**Work order:** This exercise calls for duplicating every entry below exactly, without the images.
START Available data
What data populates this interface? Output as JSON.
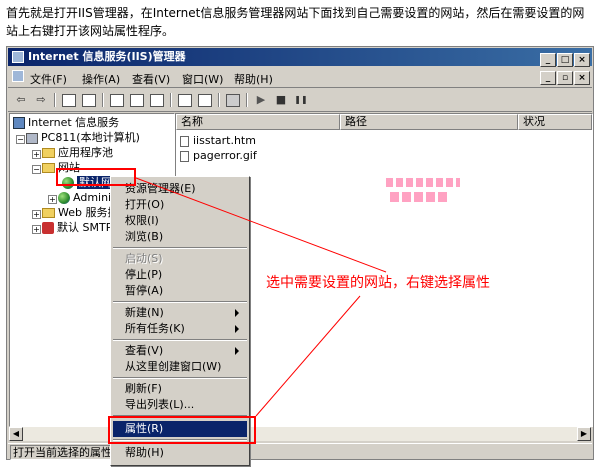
{
  "intro_text": "首先就是打开IIS管理器，在Internet信息服务管理器网站下面找到自己需要设置的网站，然后在需要设置的网站上右键打开该网站属性程序。",
  "window": {
    "title": "Internet 信息服务(IIS)管理器",
    "buttons": {
      "minimize": "_",
      "maximize": "□",
      "close": "×"
    },
    "mdi_buttons": {
      "minimize": "_",
      "restore": "▫",
      "close": "×"
    }
  },
  "menubar": {
    "items": [
      "文件(F)",
      "操作(A)",
      "查看(V)",
      "窗口(W)",
      "帮助(H)"
    ]
  },
  "toolbar": {
    "icons": [
      "back-arrow-icon",
      "forward-arrow-icon",
      "up-folder-icon",
      "show-tree-icon",
      "properties-icon",
      "refresh-icon",
      "export-icon",
      "help-icon",
      "console-icon",
      "computer-icon",
      "play-icon",
      "stop-icon",
      "pause-icon"
    ],
    "glyphs": {
      "back": "⇦",
      "forward": "⇨",
      "play": "▶",
      "stop": "■",
      "pause": "❚❚"
    }
  },
  "tree": {
    "root": "Internet 信息服务",
    "computer": "PC811(本地计算机)",
    "app_pools": "应用程序池",
    "websites": "网站",
    "default_site": "默认网站",
    "admin_site": "Administ",
    "web_ext": "Web 服务扩",
    "smtp": "默认 SMTP 虚"
  },
  "list": {
    "columns": [
      "名称",
      "路径",
      "状况"
    ],
    "files": [
      "iisstart.htm",
      "pagerror.gif"
    ]
  },
  "context_menu": {
    "items": [
      {
        "label": "资源管理器(E)",
        "disabled": false
      },
      {
        "label": "打开(O)",
        "disabled": false
      },
      {
        "label": "权限(I)",
        "disabled": false
      },
      {
        "label": "浏览(B)",
        "disabled": false
      },
      {
        "label": "启动(S)",
        "disabled": true
      },
      {
        "label": "停止(P)",
        "disabled": false
      },
      {
        "label": "暂停(A)",
        "disabled": false
      },
      {
        "label": "新建(N)",
        "disabled": false,
        "submenu": true
      },
      {
        "label": "所有任务(K)",
        "disabled": false,
        "submenu": true
      },
      {
        "label": "查看(V)",
        "disabled": false,
        "submenu": true
      },
      {
        "label": "从这里创建窗口(W)",
        "disabled": false
      },
      {
        "label": "刷新(F)",
        "disabled": false
      },
      {
        "label": "导出列表(L)...",
        "disabled": false
      },
      {
        "label": "属性(R)",
        "disabled": false,
        "selected": true
      },
      {
        "label": "帮助(H)",
        "disabled": false
      }
    ]
  },
  "statusbar": {
    "text": "打开当前选择的属性对"
  },
  "annotation": {
    "text": "选中需要设置的网站，右键选择属性",
    "color": "#ff0000"
  },
  "colors": {
    "titlebar": "#0a246a",
    "selection": "#0a246a",
    "annotation": "#ff0000"
  }
}
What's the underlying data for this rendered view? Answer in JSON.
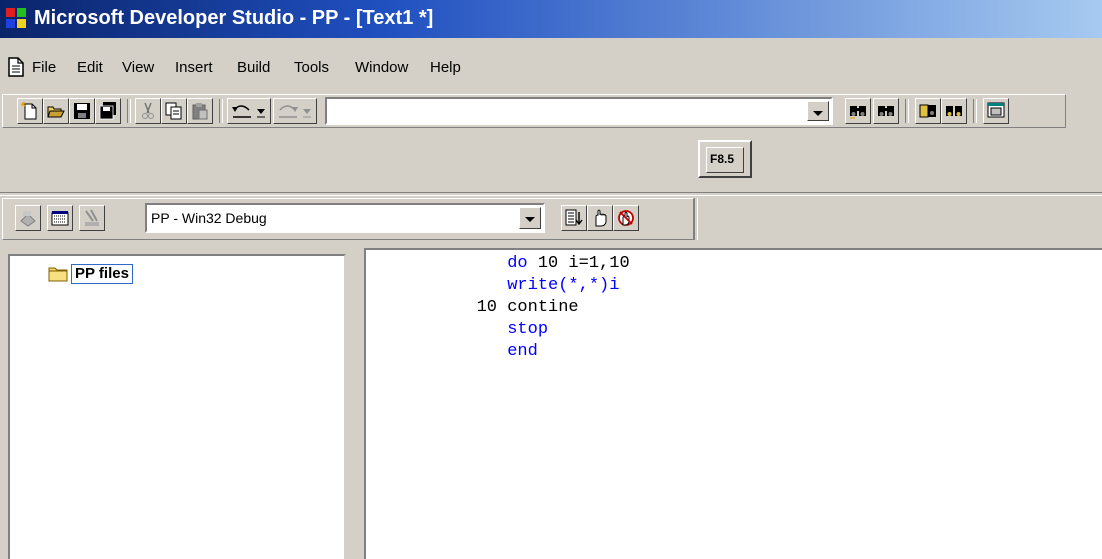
{
  "window": {
    "title": "Microsoft Developer Studio - PP - [Text1 *]"
  },
  "menu": [
    "File",
    "Edit",
    "View",
    "Insert",
    "Build",
    "Tools",
    "Window",
    "Help"
  ],
  "toolbar": {
    "find_combo_value": "",
    "fortran_button_label": "F8.5",
    "config_combo_value": "PP - Win32 Debug"
  },
  "workspace": {
    "root_label": "PP files"
  },
  "editor": {
    "keyword_color": "#0000ff",
    "lines": [
      {
        "label": "",
        "code": "do 10 i=1,10",
        "keyword": true
      },
      {
        "label": "",
        "code": "write(*,*)i",
        "keyword": true
      },
      {
        "label": "10",
        "code": "contine",
        "keyword": false
      },
      {
        "label": "",
        "code": "stop",
        "keyword": true
      },
      {
        "label": "",
        "code": "end",
        "keyword": true
      }
    ]
  },
  "icons": [
    "app-icon",
    "document-icon",
    "new-file-icon",
    "open-folder-icon",
    "save-icon",
    "save-all-icon",
    "cut-icon",
    "copy-icon",
    "paste-icon",
    "undo-icon",
    "redo-icon",
    "find-in-files-icon",
    "replace-icon",
    "workspace-icon",
    "output-icon",
    "window-list-icon",
    "compile-icon",
    "build-icon",
    "stop-build-icon",
    "go-icon",
    "breakpoint-icon",
    "remove-breakpoints-icon",
    "folder-icon"
  ]
}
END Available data
**Problem solution:**
What data populates this interface? Output as JSON.
{
  "intro_text": "首先就是打开IIS管理器，在Internet信息服务管理器网站下面找到自己需要设置的网站，然后在需要设置的网站上右键打开该网站属性程序。",
  "window": {
    "title": "Internet 信息服务(IIS)管理器",
    "buttons": {
      "minimize": "_",
      "maximize": "□",
      "close": "×"
    },
    "mdi_buttons": {
      "minimize": "_",
      "restore": "▫",
      "close": "×"
    }
  },
  "menubar": {
    "items": [
      "文件(F)",
      "操作(A)",
      "查看(V)",
      "窗口(W)",
      "帮助(H)"
    ]
  },
  "toolbar": {
    "icons": [
      "back-arrow-icon",
      "forward-arrow-icon",
      "up-folder-icon",
      "show-tree-icon",
      "properties-icon",
      "refresh-icon",
      "export-icon",
      "help-icon",
      "console-icon",
      "computer-icon",
      "play-icon",
      "stop-icon",
      "pause-icon"
    ],
    "glyphs": {
      "back": "⇦",
      "forward": "⇨",
      "play": "▶",
      "stop": "■",
      "pause": "❚❚"
    }
  },
  "tree": {
    "root": "Internet 信息服务",
    "computer": "PC811(本地计算机)",
    "app_pools": "应用程序池",
    "websites": "网站",
    "default_site": "默认网站",
    "admin_site": "Administ",
    "web_ext": "Web 服务扩",
    "smtp": "默认 SMTP 虚"
  },
  "list": {
    "columns": [
      "名称",
      "路径",
      "状况"
    ],
    "files": [
      "iisstart.htm",
      "pagerror.gif"
    ]
  },
  "context_menu": {
    "items": [
      {
        "label": "资源管理器(E)",
        "disabled": false
      },
      {
        "label": "打开(O)",
        "disabled": false
      },
      {
        "label": "权限(I)",
        "disabled": false
      },
      {
        "label": "浏览(B)",
        "disabled": false
      },
      {
        "label": "启动(S)",
        "disabled": true
      },
      {
        "label": "停止(P)",
        "disabled": false
      },
      {
        "label": "暂停(A)",
        "disabled": false
      },
      {
        "label": "新建(N)",
        "disabled": false,
        "submenu": true
      },
      {
        "label": "所有任务(K)",
        "disabled": false,
        "submenu": true
      },
      {
        "label": "查看(V)",
        "disabled": false,
        "submenu": true
      },
      {
        "label": "从这里创建窗口(W)",
        "disabled": false
      },
      {
        "label": "刷新(F)",
        "disabled": false
      },
      {
        "label": "导出列表(L)...",
        "disabled": false
      },
      {
        "label": "属性(R)",
        "disabled": false,
        "selected": true
      },
      {
        "label": "帮助(H)",
        "disabled": false
      }
    ]
  },
  "statusbar": {
    "text": "打开当前选择的属性对"
  },
  "annotation": {
    "text": "选中需要设置的网站，右键选择属性",
    "color": "#ff0000"
  },
  "colors": {
    "titlebar": "#0a246a",
    "selection": "#0a246a",
    "annotation": "#ff0000"
  }
}
What's the underlying data for this rendered view? Answer in JSON.
{
  "window": {
    "title": "Microsoft Developer Studio - PP - [Text1 *]"
  },
  "menu": [
    "File",
    "Edit",
    "View",
    "Insert",
    "Build",
    "Tools",
    "Window",
    "Help"
  ],
  "toolbar": {
    "find_combo_value": "",
    "fortran_button_label": "F8.5",
    "config_combo_value": "PP - Win32 Debug"
  },
  "workspace": {
    "root_label": "PP files"
  },
  "editor": {
    "keyword_color": "#0000ff",
    "lines": [
      {
        "label": "",
        "code": "do 10 i=1,10",
        "keyword": true
      },
      {
        "label": "",
        "code": "write(*,*)i",
        "keyword": true
      },
      {
        "label": "10",
        "code": "contine",
        "keyword": false
      },
      {
        "label": "",
        "code": "stop",
        "keyword": true
      },
      {
        "label": "",
        "code": "end",
        "keyword": true
      }
    ]
  },
  "icons": [
    "app-icon",
    "document-icon",
    "new-file-icon",
    "open-folder-icon",
    "save-icon",
    "save-all-icon",
    "cut-icon",
    "copy-icon",
    "paste-icon",
    "undo-icon",
    "redo-icon",
    "find-in-files-icon",
    "replace-icon",
    "workspace-icon",
    "output-icon",
    "window-list-icon",
    "compile-icon",
    "build-icon",
    "stop-build-icon",
    "go-icon",
    "breakpoint-icon",
    "remove-breakpoints-icon",
    "folder-icon"
  ]
}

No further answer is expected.